EXERCISE AIM → In the data below, find every line with the word "icon" and copy it out.

EXERCISE MATERIALS →
[Start of Attachment]

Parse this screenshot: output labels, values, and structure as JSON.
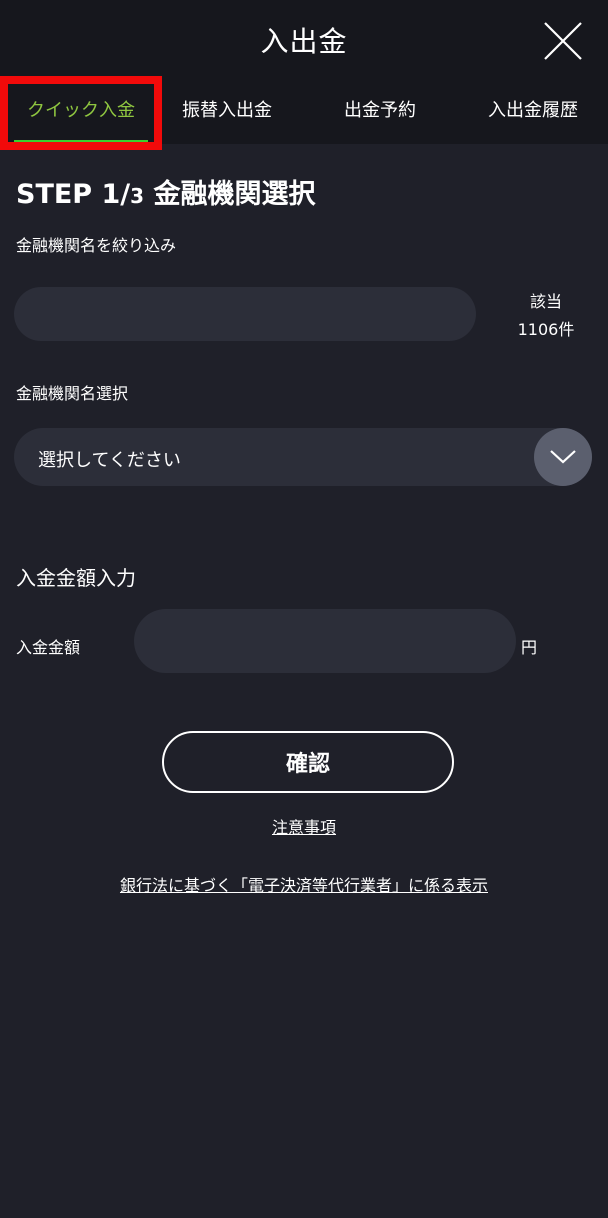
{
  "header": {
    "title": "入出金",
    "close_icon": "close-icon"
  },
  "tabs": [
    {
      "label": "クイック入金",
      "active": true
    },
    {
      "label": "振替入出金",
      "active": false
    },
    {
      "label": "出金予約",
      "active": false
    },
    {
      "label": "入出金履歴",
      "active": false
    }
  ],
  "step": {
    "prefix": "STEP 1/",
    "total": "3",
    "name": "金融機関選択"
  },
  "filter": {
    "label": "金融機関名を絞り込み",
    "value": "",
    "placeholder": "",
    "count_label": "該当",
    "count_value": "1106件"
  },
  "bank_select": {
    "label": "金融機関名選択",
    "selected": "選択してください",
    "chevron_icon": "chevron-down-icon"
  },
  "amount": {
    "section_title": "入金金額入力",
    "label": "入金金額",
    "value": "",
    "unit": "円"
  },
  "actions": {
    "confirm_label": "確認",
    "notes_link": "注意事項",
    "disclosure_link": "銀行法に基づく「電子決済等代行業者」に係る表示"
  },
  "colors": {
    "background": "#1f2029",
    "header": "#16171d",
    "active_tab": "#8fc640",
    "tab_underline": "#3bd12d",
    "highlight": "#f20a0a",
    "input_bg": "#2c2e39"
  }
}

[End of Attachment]
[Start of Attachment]

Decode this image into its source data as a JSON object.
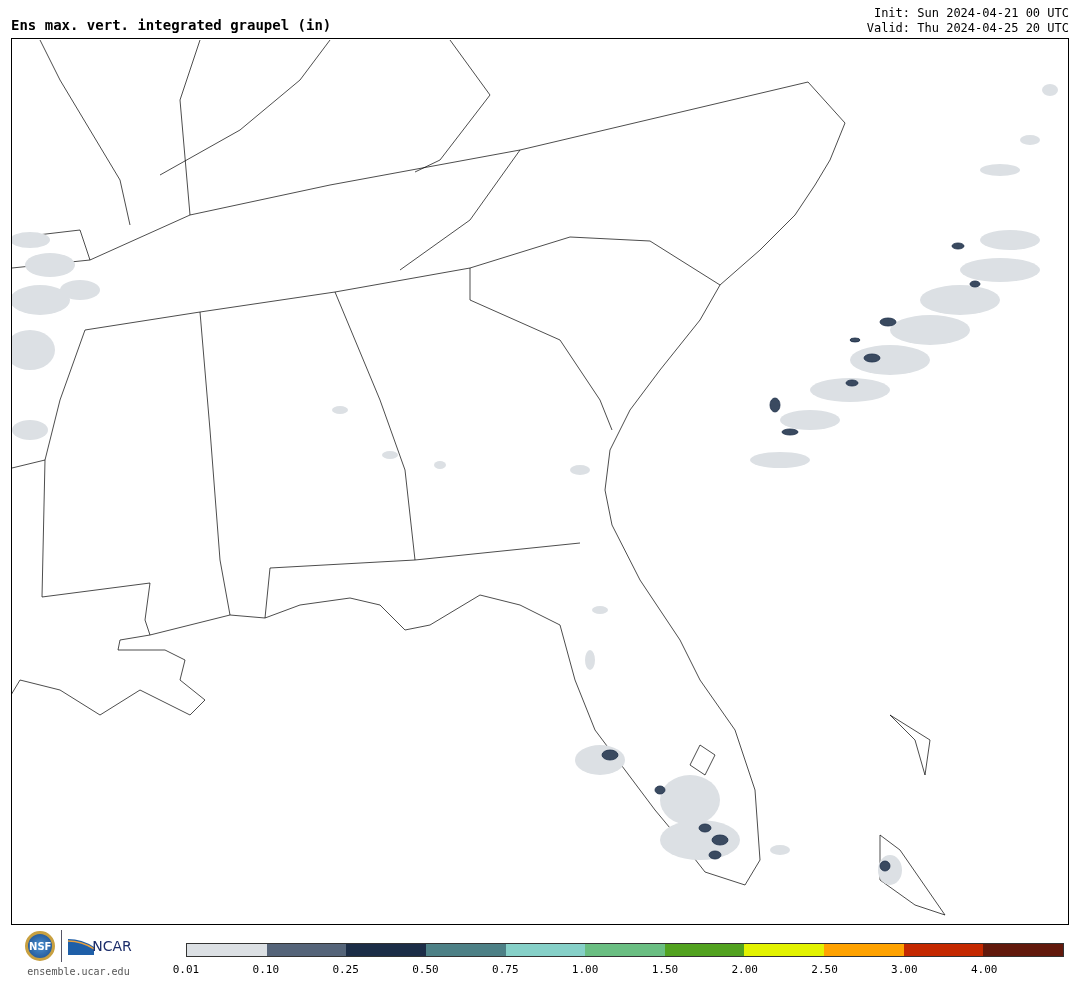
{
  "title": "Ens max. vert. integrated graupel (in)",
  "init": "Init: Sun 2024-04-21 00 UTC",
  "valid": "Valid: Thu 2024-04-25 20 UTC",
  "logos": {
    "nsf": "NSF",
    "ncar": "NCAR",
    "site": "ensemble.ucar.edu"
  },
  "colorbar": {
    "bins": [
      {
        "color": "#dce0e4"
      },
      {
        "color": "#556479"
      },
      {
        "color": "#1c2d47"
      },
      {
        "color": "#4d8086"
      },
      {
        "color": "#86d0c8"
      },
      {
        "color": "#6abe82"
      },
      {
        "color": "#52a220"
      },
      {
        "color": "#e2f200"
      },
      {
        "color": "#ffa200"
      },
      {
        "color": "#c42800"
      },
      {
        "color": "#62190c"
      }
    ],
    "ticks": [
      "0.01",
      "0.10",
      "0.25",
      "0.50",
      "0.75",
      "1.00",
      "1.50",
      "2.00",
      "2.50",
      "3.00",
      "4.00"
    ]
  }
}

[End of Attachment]

OUTPUT BELOW →
    "close_icon": "close-icon"
    "chevron_icon": "chevron-down-icon"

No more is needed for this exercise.